And just a few weeks before that, it spent $1.9 billion to buy out Five Prime Therapeutics and its GI cancer drug bemarituzumab.
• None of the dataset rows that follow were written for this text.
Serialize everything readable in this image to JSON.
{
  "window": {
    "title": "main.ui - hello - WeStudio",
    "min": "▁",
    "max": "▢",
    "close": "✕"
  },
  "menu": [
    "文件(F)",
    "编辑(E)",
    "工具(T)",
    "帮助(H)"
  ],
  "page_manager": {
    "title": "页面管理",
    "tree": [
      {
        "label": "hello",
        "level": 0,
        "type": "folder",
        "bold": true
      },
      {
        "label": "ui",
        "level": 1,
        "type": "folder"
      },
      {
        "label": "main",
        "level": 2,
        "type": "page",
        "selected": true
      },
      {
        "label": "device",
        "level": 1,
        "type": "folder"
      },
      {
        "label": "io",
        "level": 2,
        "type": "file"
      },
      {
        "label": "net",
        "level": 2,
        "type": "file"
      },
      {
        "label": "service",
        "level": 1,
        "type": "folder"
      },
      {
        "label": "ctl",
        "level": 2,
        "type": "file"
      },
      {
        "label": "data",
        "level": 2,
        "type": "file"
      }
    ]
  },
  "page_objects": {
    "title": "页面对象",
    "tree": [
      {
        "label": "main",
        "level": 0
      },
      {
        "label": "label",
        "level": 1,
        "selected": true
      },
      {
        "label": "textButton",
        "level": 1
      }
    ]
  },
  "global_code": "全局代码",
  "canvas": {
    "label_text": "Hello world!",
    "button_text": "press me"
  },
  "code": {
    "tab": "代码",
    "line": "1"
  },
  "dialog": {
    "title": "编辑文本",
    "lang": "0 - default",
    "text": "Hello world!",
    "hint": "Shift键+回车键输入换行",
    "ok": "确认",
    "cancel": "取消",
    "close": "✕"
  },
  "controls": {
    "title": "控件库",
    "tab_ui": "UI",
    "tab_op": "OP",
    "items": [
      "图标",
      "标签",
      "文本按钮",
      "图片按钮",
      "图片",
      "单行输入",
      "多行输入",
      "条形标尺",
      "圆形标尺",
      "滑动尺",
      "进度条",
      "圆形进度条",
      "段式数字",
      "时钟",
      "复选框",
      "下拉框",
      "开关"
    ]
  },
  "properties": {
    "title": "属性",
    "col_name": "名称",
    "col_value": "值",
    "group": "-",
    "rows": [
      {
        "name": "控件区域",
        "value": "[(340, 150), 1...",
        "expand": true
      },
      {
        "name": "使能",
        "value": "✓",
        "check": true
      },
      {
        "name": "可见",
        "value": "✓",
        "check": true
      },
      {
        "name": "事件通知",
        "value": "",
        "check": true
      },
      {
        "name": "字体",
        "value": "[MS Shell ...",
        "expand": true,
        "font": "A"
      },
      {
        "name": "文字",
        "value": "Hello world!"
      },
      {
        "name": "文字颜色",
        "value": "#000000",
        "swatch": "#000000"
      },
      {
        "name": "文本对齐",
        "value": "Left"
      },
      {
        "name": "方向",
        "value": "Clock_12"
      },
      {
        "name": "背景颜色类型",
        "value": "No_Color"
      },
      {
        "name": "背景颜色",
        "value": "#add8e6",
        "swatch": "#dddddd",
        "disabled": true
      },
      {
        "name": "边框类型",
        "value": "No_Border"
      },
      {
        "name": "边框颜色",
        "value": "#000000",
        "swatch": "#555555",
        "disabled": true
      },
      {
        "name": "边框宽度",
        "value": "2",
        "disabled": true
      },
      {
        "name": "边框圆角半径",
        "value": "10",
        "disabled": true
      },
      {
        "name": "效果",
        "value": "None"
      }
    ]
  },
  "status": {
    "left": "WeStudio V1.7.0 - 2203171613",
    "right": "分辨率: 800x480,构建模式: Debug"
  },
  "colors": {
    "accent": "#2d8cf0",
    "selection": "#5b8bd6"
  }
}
These all come after a very quiet few years for deals coming out of Amgen, its last major one being in 2013 for Onyx (which in fact turned out to be a flop).

“The Teneobio team is enthusiastic about joining forces with Amgen, a pioneer of biotherapeutics. Amgen's R&D resources and its extensive clinical experience in immuno-oncology are ideally suited to applying and advancing Teneobio's differentiated technologies and multispecific antibodies to deliver transformative medicines,” added Roland Buelow, Ph.D., CEO of Teneobio. 

“Over the last five years, Teneobio developed leading-edge expertise in efficiently engineering differentiated multispecific and bispecific therapeutics for numerous indications with potentially better safety, efficacy and pharmacokinetic profiles than the first generation of T-cell engagers. Together, we share a focused commitment to rapidly discover, develop and deliver novel and meaningful disease-modifying multispecific antibodies to patients in need.”

RELATED: Gilead's Kite taps Teneobio to build next-gen CAR-Ts for multiple myeloma

The deal is slightly complicated by the fact that Amgen rival AbbVie had, just last month, bought out a spinoff from the biotech, TeneoOne, which includes TNB-383B, an anti-CD3/BCMA bispecific for the treatment of relapsed or refractory multiple myeloma.

Amgen said that before it closes the deal, three Teneobio affiliates will now be spun off to Teneobio’s existing equity holders, namely: TeneoTwo, (which works on an anti-CD19/CD3), TeneoFour (focused on anti-CD38 enzyme inhibitor) and TeneoTen (working on anti-HBV/CD3).

Also involved is Gilead/Kite Pharma, which last spring saw Kite license a suite of antibodies from Teneobio that target BCMA, including a phase 1 study for multiple myeloma at the National Cancer Institute.

The pair will also use Teneobio’s human heavy-chain antibodies (UniAb) platform to discover antibodies for up to four more targets to be used in CAR-T treatments for multiple myeloma.